The elbow is a particularly complex joint for orthopaedic surgeons to treat. Unlike other joints, the elbow is fragile, unconstrained by surrounding bones, and heavily dependent on surrounding soft tissues for range of motion. Duke is home to a team of specialists dedicated to studying the elbow, publishing the latest research, and applying novel treatments for managing the myriad conditions that can occur at every stage of life.
"Every day, all we do is treat elbows, wrists, and hands," says David Ruch, MD, a Duke orthopaedic surgeon and the chief of hand surgery in the Division of Hand & Upper Extremity, part of the Duke Orthopaedic Surgery Division. In most types of elbow surgery, the surgeon is reattaching torn ligaments to the bone rather than the traditional orthopaedic approach of fixing the bone. "Elbow surgeons must be focused on the bone as well as the soft tissue surrounding it, and that's what makes specializing in elbows particularly challenging," he says. "The elbow is probably the most difficult joint in the human body for which to restore motion."
Duke is one of the only centers in the Southeast where all elbow conditions are managed by one highly experienced team of fellowship-trained elbow specialists, many of whom have trained other surgeons around the country. "In many centers, different members of the orthopaedic team will take care of different conditions. Here, all of the providers take care of all of the conditions," says Ruch.
Adolescence and Young Adulthood
Repetitive stress from overhead or throwing sports accounts for many conditions in adolescents and young adults, particularly damage to the ligaments in the elbow. One of the frequently performed procedures for this condition is ulnar collateral ligament reconstruction, also known as "Tommy John surgery," named after the former major league baseball pitcher who had the first successful surgery in 1974. Several Duke studies are now underway to explore novel approaches for improving the procedure and returning patients to their activities more quickly.
As individuals reach middle age, degenerative tendon injuries around the elbow are becoming increasingly common, particularly lateral epicondylitis, or "tennis elbow." Medial epicondylitis, or "golfer's elbow," is another common problem. "We actually don't see this with golfers very often—not with good golfers anyway," Ruch jokes. "We find that it's more commonly associated with individuals who start lifting weights after not doing it for a while; they tear the tendon on the inside of their elbow." Surgical treatments for these conditions involve removing diseased muscle and reattaching healthy muscle back to the bone.

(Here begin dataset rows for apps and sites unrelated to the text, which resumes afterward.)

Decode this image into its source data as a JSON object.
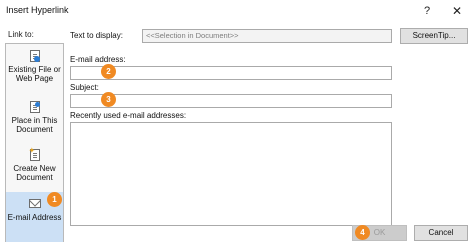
{
  "window": {
    "title": "Insert Hyperlink",
    "help_glyph": "?",
    "close_glyph": "✕"
  },
  "link_to": {
    "label": "Link to:",
    "items": [
      {
        "label": "Existing File or Web Page",
        "icon": "existing-file-icon"
      },
      {
        "label": "Place in This Document",
        "icon": "place-in-document-icon"
      },
      {
        "label": "Create New Document",
        "icon": "create-new-document-icon"
      },
      {
        "label": "E-mail Address",
        "icon": "email-address-icon",
        "selected": true
      }
    ]
  },
  "form": {
    "text_to_display_label": "Text to display:",
    "text_to_display_value": "<<Selection in Document>>",
    "screentip_label": "ScreenTip...",
    "email_label": "E-mail address:",
    "email_value": "",
    "subject_label": "Subject:",
    "subject_value": "",
    "recent_label": "Recently used e-mail addresses:"
  },
  "buttons": {
    "ok": "OK",
    "cancel": "Cancel"
  },
  "badges": [
    "1",
    "2",
    "3",
    "4"
  ],
  "colors": {
    "badge": "#f08a23",
    "selected_item": "#cce0f5"
  }
}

In the later years of life, degenerative arthritis, stiffness, and inflammation lead many individuals to seek treatment from an elbow specialist. "We frequently see older men with large bone spurs that are preventing elbow mobility, simply as a result of chronic hard work," says Ruch. "We also treat many patients who have a loss of cartilage from inflammation, and that's leading us to work on finding a good replacement for cartilage." Duke surgeons are already transplanting grafts of healthy cartilage into damaged areas to relieve pain and restore range of motion.
To help patients in all stages of life, Duke orthopaedic surgeons are at the forefront of exploring and successfully applying new techniques for elbow treatment. One technique is free flap functional muscle transfer to restore elbow flexion in patients with functional muscle loss secondary to brachial plexus injuries, ischemic muscle loss, traumatic injuries, oncologic resections, or congenital absences. In an August 2016 study coauthored by Ruch, superior surgical results were reported with this reconstructive repair method.
Another promising therapy is regenerative medicine to stimulate healing and help patients avoid surgery. In one of the regenerative procedures, platelet-rich plasma (PRP) is collected from a patient's own blood and injected directly into the damaged area during an outpatient visit. Although PRP therapy is new and clinical research is continuing, it is showing promise for stimulating healing, reducing pain, and restoring function after a single injection followed by a course of physical therapy.